According to the Long War Journal, the United States has so far carried out 49 unmanned airstrikes this year. As only four airstrikes have been reported since the last update the United States appears have scaled down attacks to levels comparable with May/early June. However, as the U.S. carried out 53 airstrikes in 2009 it remains highly likely that it will surpass this figure in 2010.

August sees the arrival of a new UAV. The MQ-1C weighs 1.5 tonnes and is capable of carrying 135.4kg of sensors internally, and up to 227.3kg of sensors and weapons externally. It has an endurance level of up to 36 hours and a top speed of 270kmh. The MQ-1C is capable of carrying four Hellfire missiles or a dozen 70mm guided missiles. By comparison, the MQ-1C's Reaper cousin has a maximum speed of 215kmh, can fly sorties of between 12 20 hours and carries only two Hellfire missiles.

The Special Operations Command (SOCOM) is one of the first army units to receive the MQ-1C. The army eventually plans to equip each combat brigade with an MQ-1C company consisting of 115 troops, 12 UAVs and five ground stations. SOCOM MQ-1C units will support special operations in Afghanistan. This means that this UAV remains outside of activities within Pakistan and ultimately the CIA. However, the arrival of MQ-1C adds another dimension to the United States' unmanned activities in Afghanistan. It will be interesting to assess if they are eventually utilised across the border.

For more information on UAVs we also recommend a visit to Drone Wars UK. The blog can be found here.
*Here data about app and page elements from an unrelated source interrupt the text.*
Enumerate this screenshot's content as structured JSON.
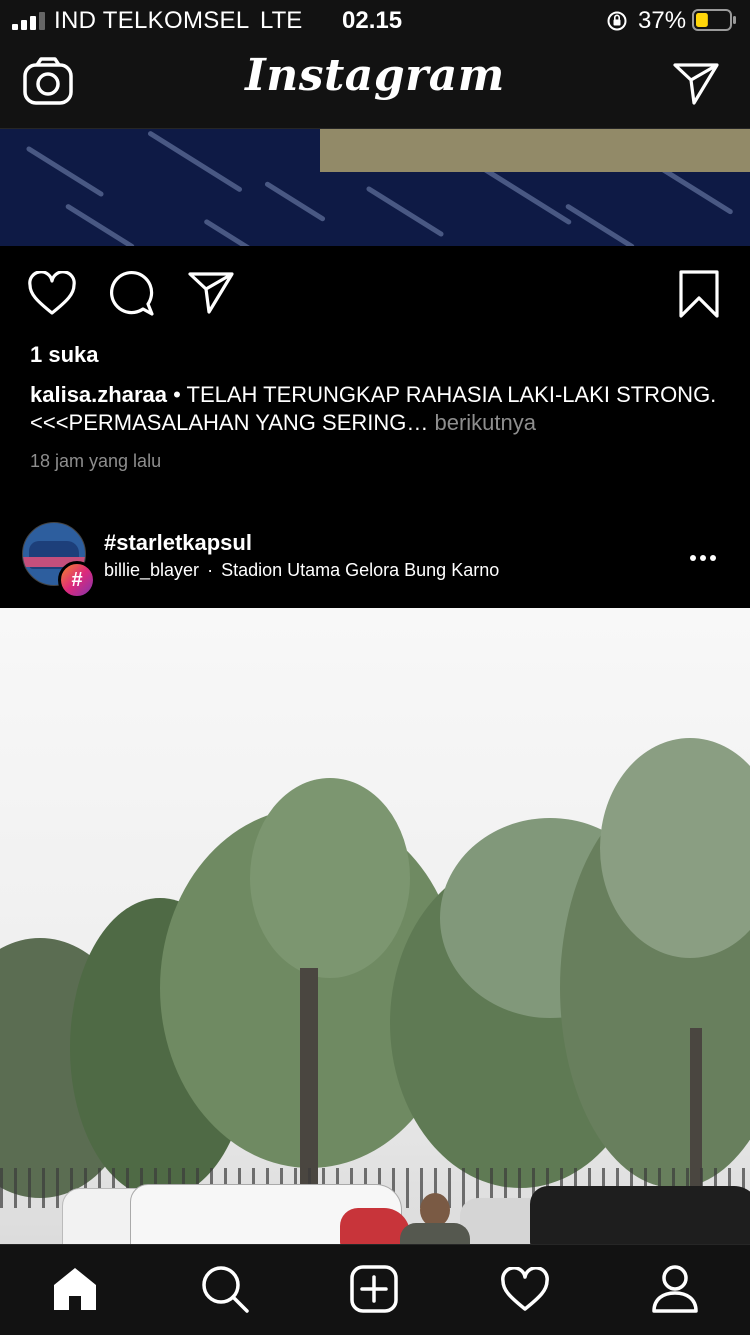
{
  "status_bar": {
    "carrier": "IND TELKOMSEL",
    "network": "LTE",
    "time": "02.15",
    "battery_percent": "37%",
    "battery_level": 0.37,
    "icons": [
      "signal-icon",
      "orientation-lock-icon",
      "battery-icon"
    ]
  },
  "header": {
    "logo": "Instagram",
    "left_icon": "camera-icon",
    "right_icon": "direct-message-icon"
  },
  "post1": {
    "actions": [
      "heart-icon",
      "comment-icon",
      "share-icon",
      "bookmark-icon"
    ],
    "likes": "1 suka",
    "username": "kalisa.zharaa",
    "caption": " • TELAH TERUNGKAP RAHASIA LAKI-LAKI STRONG. <<<PERMASALAHAN YANG SERING…",
    "more": "berikutnya",
    "timestamp": "18 jam yang lalu"
  },
  "post2": {
    "hashtag": "#starletkapsul",
    "badge": "#",
    "username": "billie_blayer",
    "separator": "·",
    "location": "Stadion Utama Gelora Bung Karno",
    "menu_icon": "more-options-icon"
  },
  "tab_bar": {
    "items": [
      "home-icon",
      "search-icon",
      "new-post-icon",
      "activity-icon",
      "profile-icon"
    ]
  },
  "colors": {
    "background": "#000000",
    "bar": "#121212",
    "secondary_text": "#8e8e8e",
    "battery": "#ffd60a"
  }
}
We use cookies to ensure that we give you the best experience on our website. If you continue without changing your settings, we'll assume that you are happy to receive all cookies on the Defence Viewpoints website. However, if you would like to, you can modify your browser so that it notifies you when cookies are sent to it or you can refuse cookies altogether. You can also delete cookies that have already been set. You may wish to visit which contains comprehensive information on how to do this on a wide variety of desktop browsers. Please note that you will lose some features and functionality on this website if you choose to disable cookies. For example, you may not be able to link into our Twitter feed, which gives up to the minute perspectives on defence and security matters.